the railway, should leave their heavier luggage at the station till
their return (dare in deposito, or depositare, 5 c. per day per
piece; minimum 10 c), or forward it to the final destination. At
small stations the traveller should at once look after his luggage in
person. — The luggage-ticket is called lo scontrino. Porters (fac-
chini) who convey luggage to and from the carriage are entitled to
5-20 c. per package by tariff; attempts at extortion should be firm¬
As several robberies of passengers' luggage have been perpetrated in
Italy without detection, articles of great value should not be entrusted to
the safe-keeping of any trunk or portmanteau, however strong and secure
it may seem. — Damaged trunks may be secured by leaden seals (piom-
bare) for 5 c. each package.
The enormous weight of the large trunks used by some travellers not
infrequently causes serious injury to the porters who have to handle them.
Heavy articles should therefore always be placed in the smaller packages.
Italian Railway Restaurants, especially those at frontier-stations,
leave much to be desired.
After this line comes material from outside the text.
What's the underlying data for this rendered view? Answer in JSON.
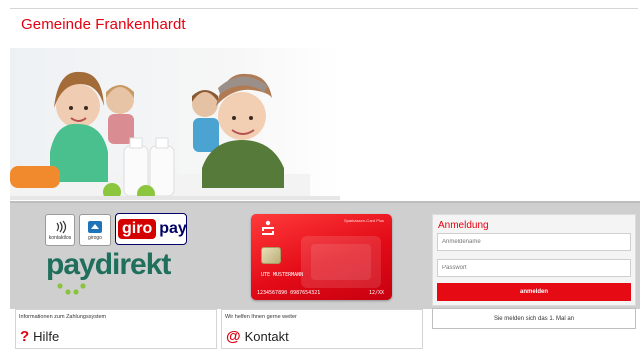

Luncheon-baskets (3-4 fr.) may be obtained at
some of the larger stations.
Passengers by night-trains from the larger stations may hire pillows
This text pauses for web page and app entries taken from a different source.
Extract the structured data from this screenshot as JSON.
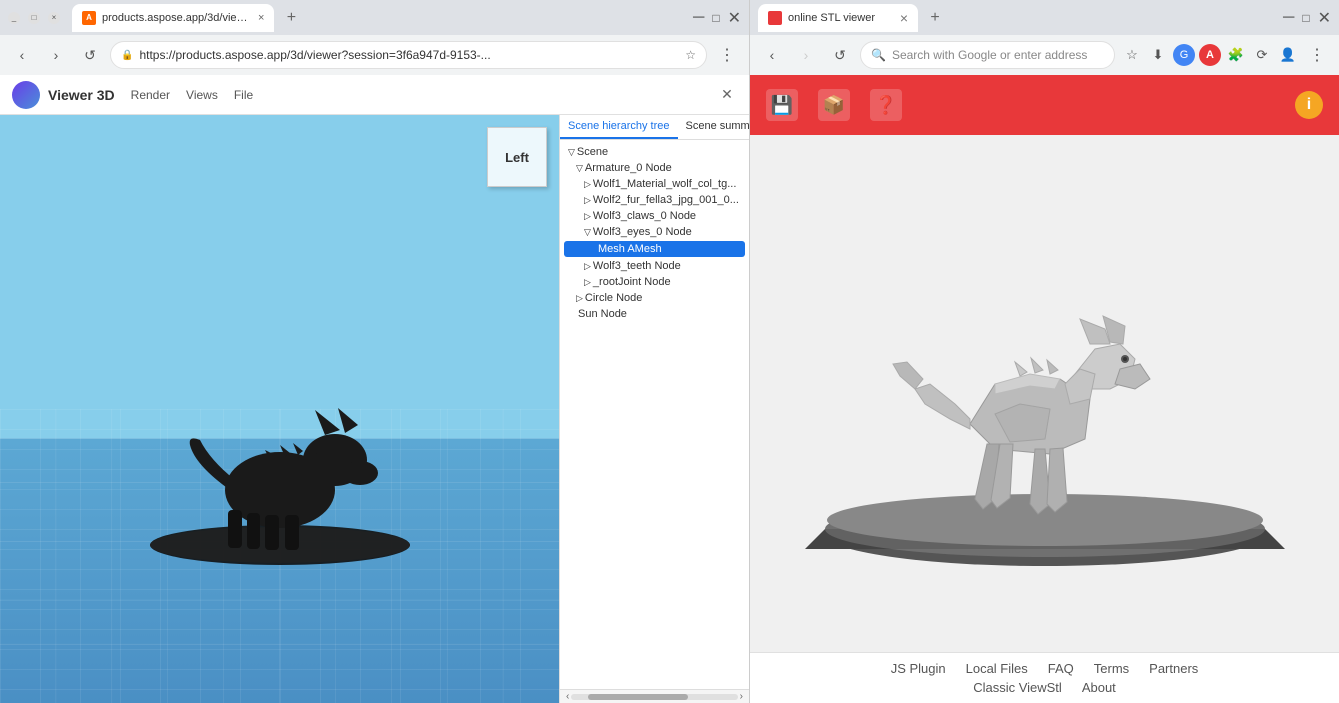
{
  "left_browser": {
    "tab_title": "products.aspose.app/3d/view...",
    "url": "https://products.aspose.app/3d/viewer?session=3f6a947d-9153-...",
    "app_title": "Viewer 3D",
    "app_menu": [
      "Render",
      "Views",
      "File"
    ],
    "nav_cube_label": "Left",
    "scene_tabs": [
      "Scene hierarchy tree",
      "Scene summary"
    ],
    "scene_tree": [
      {
        "label": "Scene",
        "level": 0,
        "arrow": "▽",
        "type": "node"
      },
      {
        "label": "Armature_0 Node",
        "level": 1,
        "arrow": "▽",
        "type": "node"
      },
      {
        "label": "Wolf1_Material_wolf_col_tg...",
        "level": 2,
        "arrow": "▷",
        "type": "node"
      },
      {
        "label": "Wolf2_fur_fella3_jpg_001_0...",
        "level": 2,
        "arrow": "▷",
        "type": "node"
      },
      {
        "label": "Wolf3_claws_0 Node",
        "level": 2,
        "arrow": "▷",
        "type": "node"
      },
      {
        "label": "Wolf3_eyes_0 Node",
        "level": 2,
        "arrow": "▽",
        "type": "node"
      },
      {
        "label": "Mesh AMesh",
        "level": 3,
        "arrow": "",
        "type": "selected"
      },
      {
        "label": "Wolf3_teeth Node",
        "level": 2,
        "arrow": "▷",
        "type": "node"
      },
      {
        "label": "_rootJoint Node",
        "level": 2,
        "arrow": "▷",
        "type": "node"
      },
      {
        "label": "Circle Node",
        "level": 1,
        "arrow": "▷",
        "type": "node"
      },
      {
        "label": "Sun Node",
        "level": 1,
        "arrow": "",
        "type": "node"
      }
    ]
  },
  "right_browser": {
    "tab_title": "online STL viewer",
    "search_placeholder": "Search with Google or enter address",
    "toolbar_buttons": [
      {
        "name": "save",
        "icon": "💾"
      },
      {
        "name": "box",
        "icon": "📦"
      },
      {
        "name": "help",
        "icon": "❓"
      }
    ],
    "info_badge": "i",
    "footer_links_row1": [
      "JS Plugin",
      "Local Files",
      "FAQ",
      "Terms",
      "Partners"
    ],
    "footer_links_row2": [
      "Classic ViewStl",
      "About"
    ]
  }
}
(cuscino, guanziale; 1 fr., for abroad 2 fr.). These must not be removed
from the compartment.
Steamboats. Tickets for boats plying on the N. Italian lakes
should be purchased at the principal stations (a slightly higher
charge is made on board). Passengers embarking at intermediate
stations receive checks, which they show on purchasing their tickets.
There is no extra charge for embarking or disembarking at the
small-boat stations. Return tickets, are, in the absence of any notice
to the contrary, available for one day only. — Steamers of the North
German Lloyd ply from Genoa to Naples, but these cannot be
combined with any of the circular tours.
Italy offers an attractive field to the cyclist. The roads are good
on the whole, though often very dusty in summer and correspond¬
ingly muddy in wet weather.
Members of the Touring Club Italiano (Milan, Piazza Durini 7;
entrance fee 2 fr., annual subscription 5 fr.) command advantageous
terms at numerous hotels, besides having access to the special in¬
formation and maps of the club. One of its best guides is L. V.
Bertarelli's Guida-Itinerario delle Strade di grande Comunicazione
dell' Italia (3rd ed.; Milan, 1900), with numerous maps and plans.
The unattached cyclist on entering Italy with his wheel must
deposit 42 fr. 60 c. with the custom-house authorities, which sum is
returned to him (though sometimes not without difficulties) when
he quits the country. Members of well-known cyclist associations,
such as the Cyclists' Touring Club (London; 47 Victoria St., S.W.)
or the Touring Club de France (Paris; 10 Place de la Bourse), are,
however, spared this formality, on conditions explained in the hand-
Baedeker. Italy. h